Recently, I’ve noticed an interesting change in the people around me. People, including strangers, have become especially nice. The women smile and nod and many approach me to chat. The men are downright chivalrous, reaching to open doors and help with my grocery bags. Almost everyone — regardless of their gender, age or background — appear to grow a little bit softer when they see me, as if my image stirs them out of their daily grind for a brief, sweet second.
What is this magical power I’ve suddenly gained? It appears to emanate from my very large belly. I’m pregnant. Very pregnant, in fact, and my belly sticks out straight like an extra-large basketball tucked under my shirt.
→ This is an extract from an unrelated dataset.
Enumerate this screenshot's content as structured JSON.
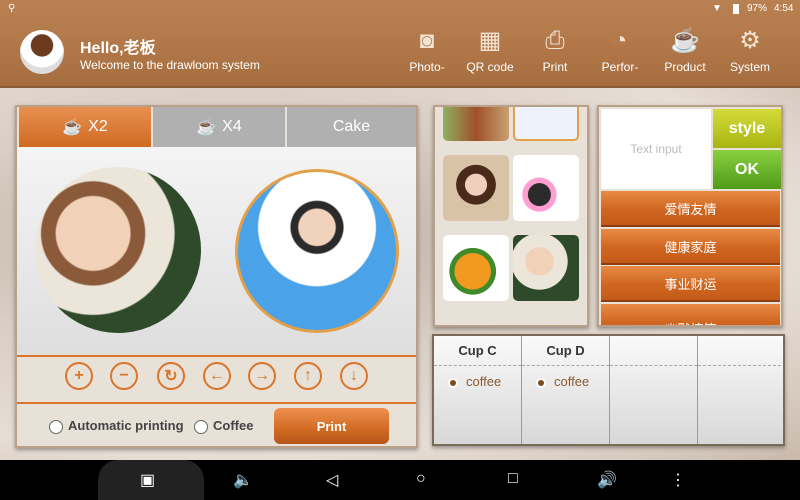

Of all of the wonder and joy (and challenges) that have come along with this nine-month journey, one especially interesting aspect has been the reactions of others. It’s been both surprising and beautiful to see people connect with a more emotional side of themselves and be so willing to share this with me, a complete stranger.
I can’t help but wonder how could I bottle this magic? It seems like our world – from our businesses to our civic and political relationships and discourse – could use a small dose of humanity. It can certainly occur via meaningful life experiences and even social and business campaigns.
One that comes to mind is the Olympics. It stirs a sense of pride and honor and connects us to age-old stories of human perseverance and triumph. In the context of this global competition, many people are willing to rally behind their countries and even bridge differences with perceived adversaries. In a merging of the Olympic spirit and my current mommy-focused self, this commercial from Proctor & Gamble celebrating the mothers behind athletes speaks to me about the love, emotion and human drive for excellence embodied in these experiences.
I might also consider the 1980s AT&T advertisement, “Reach Out and Touch Someone” as an example of a business campaign that successfully infused a good dose of humanity. During a time before constant mobile and internet connections, it reminded us that connecting with the people we love can be one of our greatest joys. (Full disclosure that AT&T is one of our clients and that as a hormonal, pregnant lady, these commercials still make me cry!)
Even as our culture and media often avoids focusing on the more emotional or gritty subjects of life, it seems that these are the experiences that slice through the noise. These are the things, much like my extraordinarily pregnant self, that remind us that under all the trappings of modern life and past the economic, religious, political, and social issues that divide us, we are all, in fact, still human.